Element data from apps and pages
+ + +

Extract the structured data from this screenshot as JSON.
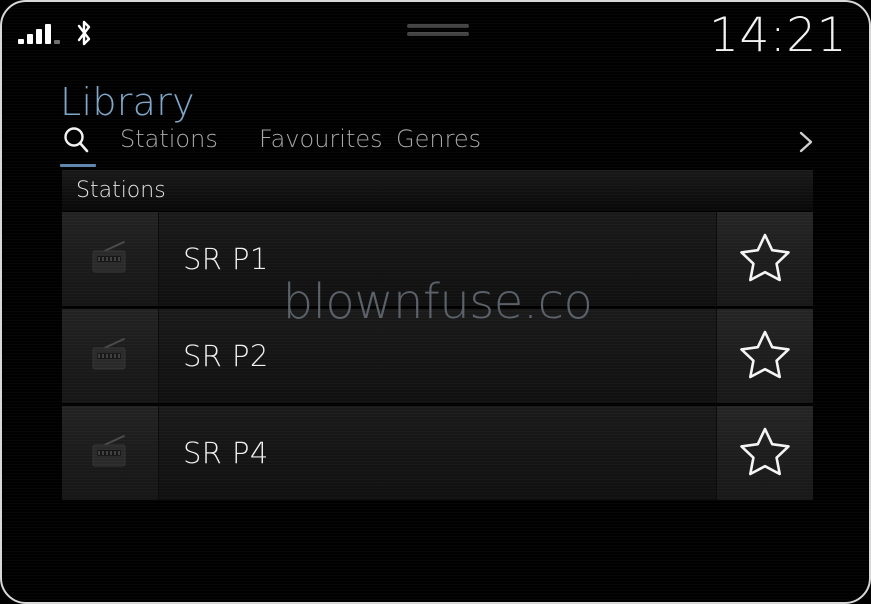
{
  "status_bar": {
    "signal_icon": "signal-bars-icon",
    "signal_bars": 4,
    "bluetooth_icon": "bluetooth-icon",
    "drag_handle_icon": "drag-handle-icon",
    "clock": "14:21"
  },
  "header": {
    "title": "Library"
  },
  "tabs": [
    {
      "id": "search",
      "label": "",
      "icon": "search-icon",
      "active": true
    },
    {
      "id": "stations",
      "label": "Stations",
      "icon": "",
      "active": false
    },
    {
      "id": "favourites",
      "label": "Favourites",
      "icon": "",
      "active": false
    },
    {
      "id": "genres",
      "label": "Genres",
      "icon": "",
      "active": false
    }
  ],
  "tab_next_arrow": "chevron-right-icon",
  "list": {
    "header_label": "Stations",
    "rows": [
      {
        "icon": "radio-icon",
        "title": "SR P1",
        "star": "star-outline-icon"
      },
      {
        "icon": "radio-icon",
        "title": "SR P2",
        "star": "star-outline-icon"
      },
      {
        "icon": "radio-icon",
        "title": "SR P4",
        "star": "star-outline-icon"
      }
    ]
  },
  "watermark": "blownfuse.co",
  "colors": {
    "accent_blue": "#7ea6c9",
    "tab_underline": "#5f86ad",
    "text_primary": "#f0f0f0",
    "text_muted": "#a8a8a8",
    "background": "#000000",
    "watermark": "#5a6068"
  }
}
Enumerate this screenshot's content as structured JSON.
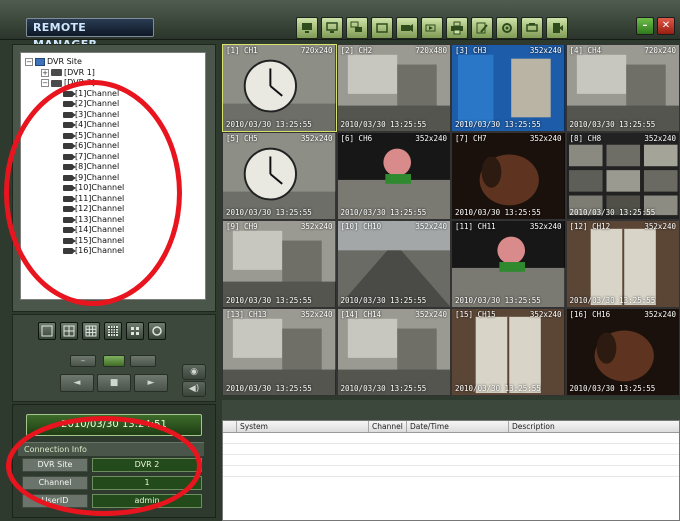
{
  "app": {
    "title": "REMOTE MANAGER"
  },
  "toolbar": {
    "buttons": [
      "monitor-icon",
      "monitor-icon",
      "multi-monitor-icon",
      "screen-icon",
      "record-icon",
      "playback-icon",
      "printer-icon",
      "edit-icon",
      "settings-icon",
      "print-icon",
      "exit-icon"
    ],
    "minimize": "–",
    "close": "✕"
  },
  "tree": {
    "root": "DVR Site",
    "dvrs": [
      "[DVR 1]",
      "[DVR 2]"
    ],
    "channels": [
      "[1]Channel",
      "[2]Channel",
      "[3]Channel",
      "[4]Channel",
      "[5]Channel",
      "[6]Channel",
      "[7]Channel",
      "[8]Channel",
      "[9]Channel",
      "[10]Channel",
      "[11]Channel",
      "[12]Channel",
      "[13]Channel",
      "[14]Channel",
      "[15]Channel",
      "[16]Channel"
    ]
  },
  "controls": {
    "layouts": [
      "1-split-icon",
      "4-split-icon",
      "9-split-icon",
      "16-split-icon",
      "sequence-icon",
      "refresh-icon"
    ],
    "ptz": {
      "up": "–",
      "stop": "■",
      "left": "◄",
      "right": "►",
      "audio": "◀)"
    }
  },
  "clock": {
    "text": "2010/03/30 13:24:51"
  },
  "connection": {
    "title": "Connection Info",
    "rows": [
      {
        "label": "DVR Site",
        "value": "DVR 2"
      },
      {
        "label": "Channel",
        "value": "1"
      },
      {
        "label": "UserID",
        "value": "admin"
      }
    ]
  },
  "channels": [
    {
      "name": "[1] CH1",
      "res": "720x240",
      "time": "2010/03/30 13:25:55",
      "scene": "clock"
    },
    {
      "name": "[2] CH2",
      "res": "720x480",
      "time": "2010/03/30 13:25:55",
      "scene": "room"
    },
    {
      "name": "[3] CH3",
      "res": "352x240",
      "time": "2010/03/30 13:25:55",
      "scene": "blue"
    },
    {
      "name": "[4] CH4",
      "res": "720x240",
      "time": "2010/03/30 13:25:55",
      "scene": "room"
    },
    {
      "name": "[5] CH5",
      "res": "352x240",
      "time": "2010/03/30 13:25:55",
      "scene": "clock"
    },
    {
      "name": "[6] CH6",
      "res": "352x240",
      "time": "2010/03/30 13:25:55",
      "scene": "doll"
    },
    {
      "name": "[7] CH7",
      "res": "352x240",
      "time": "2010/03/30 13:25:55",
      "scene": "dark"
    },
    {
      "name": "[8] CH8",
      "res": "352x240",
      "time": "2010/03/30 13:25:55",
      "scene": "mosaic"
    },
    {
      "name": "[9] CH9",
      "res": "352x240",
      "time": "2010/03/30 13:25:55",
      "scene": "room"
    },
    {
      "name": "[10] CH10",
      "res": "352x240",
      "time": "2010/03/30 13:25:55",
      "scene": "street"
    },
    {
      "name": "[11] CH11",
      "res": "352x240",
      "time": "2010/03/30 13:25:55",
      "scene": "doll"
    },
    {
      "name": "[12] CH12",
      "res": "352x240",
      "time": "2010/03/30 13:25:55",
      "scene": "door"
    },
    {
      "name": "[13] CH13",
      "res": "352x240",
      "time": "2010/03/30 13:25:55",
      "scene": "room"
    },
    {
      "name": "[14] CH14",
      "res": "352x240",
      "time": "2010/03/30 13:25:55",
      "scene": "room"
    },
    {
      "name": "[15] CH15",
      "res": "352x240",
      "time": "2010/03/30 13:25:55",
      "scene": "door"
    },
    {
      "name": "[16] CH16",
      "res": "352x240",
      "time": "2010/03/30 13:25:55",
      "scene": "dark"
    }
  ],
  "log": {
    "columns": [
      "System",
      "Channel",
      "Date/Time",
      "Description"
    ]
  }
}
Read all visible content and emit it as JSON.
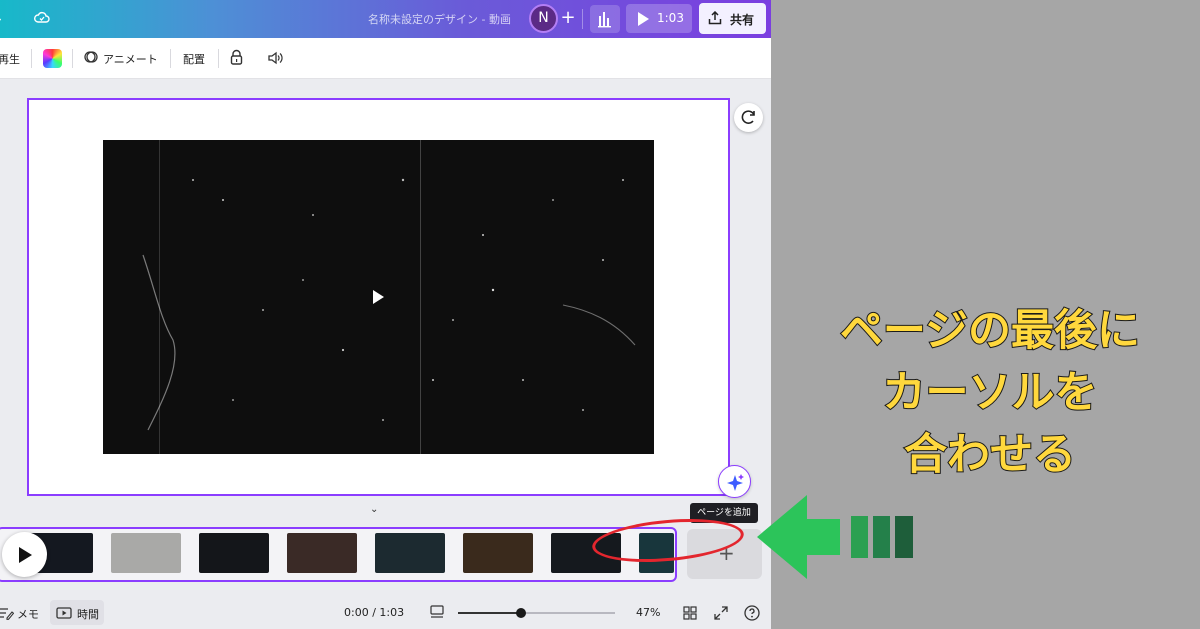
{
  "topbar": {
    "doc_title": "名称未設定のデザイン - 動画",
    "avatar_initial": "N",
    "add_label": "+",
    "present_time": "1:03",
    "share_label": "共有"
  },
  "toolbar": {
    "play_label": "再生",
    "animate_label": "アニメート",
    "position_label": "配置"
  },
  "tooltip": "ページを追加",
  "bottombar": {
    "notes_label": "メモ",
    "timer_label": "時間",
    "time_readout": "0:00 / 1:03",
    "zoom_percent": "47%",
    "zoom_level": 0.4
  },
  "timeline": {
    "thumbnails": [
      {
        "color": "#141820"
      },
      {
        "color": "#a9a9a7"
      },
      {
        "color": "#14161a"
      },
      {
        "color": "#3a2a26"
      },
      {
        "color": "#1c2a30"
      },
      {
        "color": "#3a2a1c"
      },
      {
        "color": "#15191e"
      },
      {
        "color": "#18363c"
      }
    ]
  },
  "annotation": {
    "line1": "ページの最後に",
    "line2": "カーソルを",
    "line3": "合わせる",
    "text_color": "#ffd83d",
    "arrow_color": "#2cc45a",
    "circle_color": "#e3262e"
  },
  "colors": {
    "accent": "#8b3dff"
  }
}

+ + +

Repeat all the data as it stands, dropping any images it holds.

• EXPECTED ANSWER:
Extract the structured data from this screenshot as JSON.
{
  "status_bar": {
    "signal_icon": "signal-bars-icon",
    "signal_bars": 4,
    "bluetooth_icon": "bluetooth-icon",
    "drag_handle_icon": "drag-handle-icon",
    "clock": "14:21"
  },
  "header": {
    "title": "Library"
  },
  "tabs": [
    {
      "id": "search",
      "label": "",
      "icon": "search-icon",
      "active": true
    },
    {
      "id": "stations",
      "label": "Stations",
      "icon": "",
      "active": false
    },
    {
      "id": "favourites",
      "label": "Favourites",
      "icon": "",
      "active": false
    },
    {
      "id": "genres",
      "label": "Genres",
      "icon": "",
      "active": false
    }
  ],
  "tab_next_arrow": "chevron-right-icon",
  "list": {
    "header_label": "Stations",
    "rows": [
      {
        "icon": "radio-icon",
        "title": "SR P1",
        "star": "star-outline-icon"
      },
      {
        "icon": "radio-icon",
        "title": "SR P2",
        "star": "star-outline-icon"
      },
      {
        "icon": "radio-icon",
        "title": "SR P4",
        "star": "star-outline-icon"
      }
    ]
  },
  "watermark": "blownfuse.co",
  "colors": {
    "accent_blue": "#7ea6c9",
    "tab_underline": "#5f86ad",
    "text_primary": "#f0f0f0",
    "text_muted": "#a8a8a8",
    "background": "#000000",
    "watermark": "#5a6068"
  }
}
Enumerate this screenshot's content as structured JSON.
{
  "app": {
    "title": "REMOTE MANAGER"
  },
  "toolbar": {
    "buttons": [
      "monitor-icon",
      "monitor-icon",
      "multi-monitor-icon",
      "screen-icon",
      "record-icon",
      "playback-icon",
      "printer-icon",
      "edit-icon",
      "settings-icon",
      "print-icon",
      "exit-icon"
    ],
    "minimize": "–",
    "close": "✕"
  },
  "tree": {
    "root": "DVR Site",
    "dvrs": [
      "[DVR 1]",
      "[DVR 2]"
    ],
    "channels": [
      "[1]Channel",
      "[2]Channel",
      "[3]Channel",
      "[4]Channel",
      "[5]Channel",
      "[6]Channel",
      "[7]Channel",
      "[8]Channel",
      "[9]Channel",
      "[10]Channel",
      "[11]Channel",
      "[12]Channel",
      "[13]Channel",
      "[14]Channel",
      "[15]Channel",
      "[16]Channel"
    ]
  },
  "controls": {
    "layouts": [
      "1-split-icon",
      "4-split-icon",
      "9-split-icon",
      "16-split-icon",
      "sequence-icon",
      "refresh-icon"
    ],
    "ptz": {
      "up": "–",
      "stop": "■",
      "left": "◄",
      "right": "►",
      "audio": "◀)"
    }
  },
  "clock": {
    "text": "2010/03/30 13:24:51"
  },
  "connection": {
    "title": "Connection Info",
    "rows": [
      {
        "label": "DVR Site",
        "value": "DVR 2"
      },
      {
        "label": "Channel",
        "value": "1"
      },
      {
        "label": "UserID",
        "value": "admin"
      }
    ]
  },
  "channels": [
    {
      "name": "[1] CH1",
      "res": "720x240",
      "time": "2010/03/30 13:25:55",
      "scene": "clock"
    },
    {
      "name": "[2] CH2",
      "res": "720x480",
      "time": "2010/03/30 13:25:55",
      "scene": "room"
    },
    {
      "name": "[3] CH3",
      "res": "352x240",
      "time": "2010/03/30 13:25:55",
      "scene": "blue"
    },
    {
      "name": "[4] CH4",
      "res": "720x240",
      "time": "2010/03/30 13:25:55",
      "scene": "room"
    },
    {
      "name": "[5] CH5",
      "res": "352x240",
      "time": "2010/03/30 13:25:55",
      "scene": "clock"
    },
    {
      "name": "[6] CH6",
      "res": "352x240",
      "time": "2010/03/30 13:25:55",
      "scene": "doll"
    },
    {
      "name": "[7] CH7",
      "res": "352x240",
      "time": "2010/03/30 13:25:55",
      "scene": "dark"
    },
    {
      "name": "[8] CH8",
      "res": "352x240",
      "time": "2010/03/30 13:25:55",
      "scene": "mosaic"
    },
    {
      "name": "[9] CH9",
      "res": "352x240",
      "time": "2010/03/30 13:25:55",
      "scene": "room"
    },
    {
      "name": "[10] CH10",
      "res": "352x240",
      "time": "2010/03/30 13:25:55",
      "scene": "street"
    },
    {
      "name": "[11] CH11",
      "res": "352x240",
      "time": "2010/03/30 13:25:55",
      "scene": "doll"
    },
    {
      "name": "[12] CH12",
      "res": "352x240",
      "time": "2010/03/30 13:25:55",
      "scene": "door"
    },
    {
      "name": "[13] CH13",
      "res": "352x240",
      "time": "2010/03/30 13:25:55",
      "scene": "room"
    },
    {
      "name": "[14] CH14",
      "res": "352x240",
      "time": "2010/03/30 13:25:55",
      "scene": "room"
    },
    {
      "name": "[15] CH15",
      "res": "352x240",
      "time": "2010/03/30 13:25:55",
      "scene": "door"
    },
    {
      "name": "[16] CH16",
      "res": "352x240",
      "time": "2010/03/30 13:25:55",
      "scene": "dark"
    }
  ],
  "log": {
    "columns": [
      "System",
      "Channel",
      "Date/Time",
      "Description"
    ]
  }
}
Read all visible content and emit it as JSON.
{
  "topbar": {
    "doc_title": "名称未設定のデザイン - 動画",
    "avatar_initial": "N",
    "add_label": "+",
    "present_time": "1:03",
    "share_label": "共有"
  },
  "toolbar": {
    "play_label": "再生",
    "animate_label": "アニメート",
    "position_label": "配置"
  },
  "tooltip": "ページを追加",
  "bottombar": {
    "notes_label": "メモ",
    "timer_label": "時間",
    "time_readout": "0:00 / 1:03",
    "zoom_percent": "47%",
    "zoom_level": 0.4
  },
  "timeline": {
    "thumbnails": [
      {
        "color": "#141820"
      },
      {
        "color": "#a9a9a7"
      },
      {
        "color": "#14161a"
      },
      {
        "color": "#3a2a26"
      },
      {
        "color": "#1c2a30"
      },
      {
        "color": "#3a2a1c"
      },
      {
        "color": "#15191e"
      },
      {
        "color": "#18363c"
      }
    ]
  },
  "annotation": {
    "line1": "ページの最後に",
    "line2": "カーソルを",
    "line3": "合わせる",
    "text_color": "#ffd83d",
    "arrow_color": "#2cc45a",
    "circle_color": "#e3262e"
  },
  "colors": {
    "accent": "#8b3dff"
  }
}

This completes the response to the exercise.